In normal flight, you can generally avoid most of the risk of a mid-air collision by scanning an area at least 60° left and right of your intended flight path. Be aware that constant angle collisions often occur when the other aircraft initially appears motionless at about your 10 o'clock or 2 o'clock positions. This does not mean you should forget the rest of the area you can see. You should also scan at least 10° above and below the projected flight path of your aircraft. This will allow you to spot any aircraft that is at an altitude that might prove hazardous to you, whether it is level with you, climbing from below or descending from above.
The more you look outside, the less the risk of a collision. Certain techniques may be used to increase the effectiveness of the scan. To be most effective, the gaze should be shifted and refocused at regular intervals. Most pilots do this in the process of scanning the instrument panel but it is also important to focus outside the cockpit or flight deck to set up the visual system for effective target acquisition. Looking well ahead for weather and pre-planned navigation features can help. Proper scanning requires the constant sharing of attention with other piloting tasks, thus it is easily degraded by such conditions as distraction, fatigue, boredom, illness, anxiety or preoccupation.
Effective scanning is accomplished by a series of short, regularly-spaced eye movements that bring successive areas of the sky into the central visual field. Each movement should not exceed 10°, and each area should be observed for at least one second to enable detection. Although horizontal back-and-forth eye movements seem preferred by most pilots, each pilot should develop the scanning pattern that is most comfortable and then keep to it. Peripheral vision can be useful in spotting collision risks. It is essential to remember, however, that if another aircraft appears to have no relative motion, it is likely to be on a collision course with you. If the other aircraft shows no horizontal or vertical motion on the windshield, but is increasing in size, take immediate evasive action.
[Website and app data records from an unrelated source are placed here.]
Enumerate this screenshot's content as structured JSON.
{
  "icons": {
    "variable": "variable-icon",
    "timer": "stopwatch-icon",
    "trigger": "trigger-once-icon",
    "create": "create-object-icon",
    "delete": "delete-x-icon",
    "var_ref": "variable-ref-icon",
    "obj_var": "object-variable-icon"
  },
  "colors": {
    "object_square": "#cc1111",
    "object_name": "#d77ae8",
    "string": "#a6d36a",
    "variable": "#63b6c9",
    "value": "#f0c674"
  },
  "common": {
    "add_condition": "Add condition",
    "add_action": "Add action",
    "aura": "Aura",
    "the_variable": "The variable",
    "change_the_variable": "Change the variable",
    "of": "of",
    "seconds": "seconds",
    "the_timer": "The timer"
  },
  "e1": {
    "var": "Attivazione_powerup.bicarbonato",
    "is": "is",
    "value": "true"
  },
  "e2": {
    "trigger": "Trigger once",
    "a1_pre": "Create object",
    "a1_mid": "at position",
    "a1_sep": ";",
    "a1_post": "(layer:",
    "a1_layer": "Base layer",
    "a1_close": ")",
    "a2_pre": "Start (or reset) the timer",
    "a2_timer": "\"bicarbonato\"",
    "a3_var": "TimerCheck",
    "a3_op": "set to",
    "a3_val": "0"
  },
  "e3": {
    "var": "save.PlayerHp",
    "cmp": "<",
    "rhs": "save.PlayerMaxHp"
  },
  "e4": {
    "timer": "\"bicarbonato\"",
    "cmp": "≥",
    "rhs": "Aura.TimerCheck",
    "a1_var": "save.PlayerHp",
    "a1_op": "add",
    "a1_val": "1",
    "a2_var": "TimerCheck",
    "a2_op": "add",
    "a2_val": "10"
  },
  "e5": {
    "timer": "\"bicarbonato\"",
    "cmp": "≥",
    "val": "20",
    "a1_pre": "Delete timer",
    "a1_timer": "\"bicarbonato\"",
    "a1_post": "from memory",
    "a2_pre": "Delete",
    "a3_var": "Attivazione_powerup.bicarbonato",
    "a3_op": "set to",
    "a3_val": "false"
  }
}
Two scanning patterns described below have proved to be very effective for pilots and involve the 'block' system of scanning. This system is based on the premise that traffic detection can be made only through a series of eye fixations at different points in space. In application, the viewing area (windshield) is divided into segments, and the pilot methodically scans for traffic in each block in sequential order.
Side-to-side scanning method
Start at the far left of your visual area and make a methodical sweep to the right, pausing very briefly in each block of the viewing area to focus your eyes. At the end of the scan, return to and scan the instrument panel and then repeat the external scan.
Front-to-side scanning method
Start in the centre block of your visual field (centre of front windshield); move to the left, focusing very briefly in each block, then swing quickly back to the centre block after reaching the last block on the left and repeat the action to the right. Then, after scanning the instrument panel, repeat the external scan.
There are other methods of scanning, of course, some of which may be as effective as the two described above. However, unless some series of fixations is made, there is little likelihood that you will be able to detect all targets in your scan area. When the head is in motion, vision is blurred and the mind will not register potential targets.
- ICAO Circular 213–AN/130
- EGAST Leaflet on Collision Avoidance
- UK CAA Safety Sense Leaflet No 13 - 'Collision Avoidance'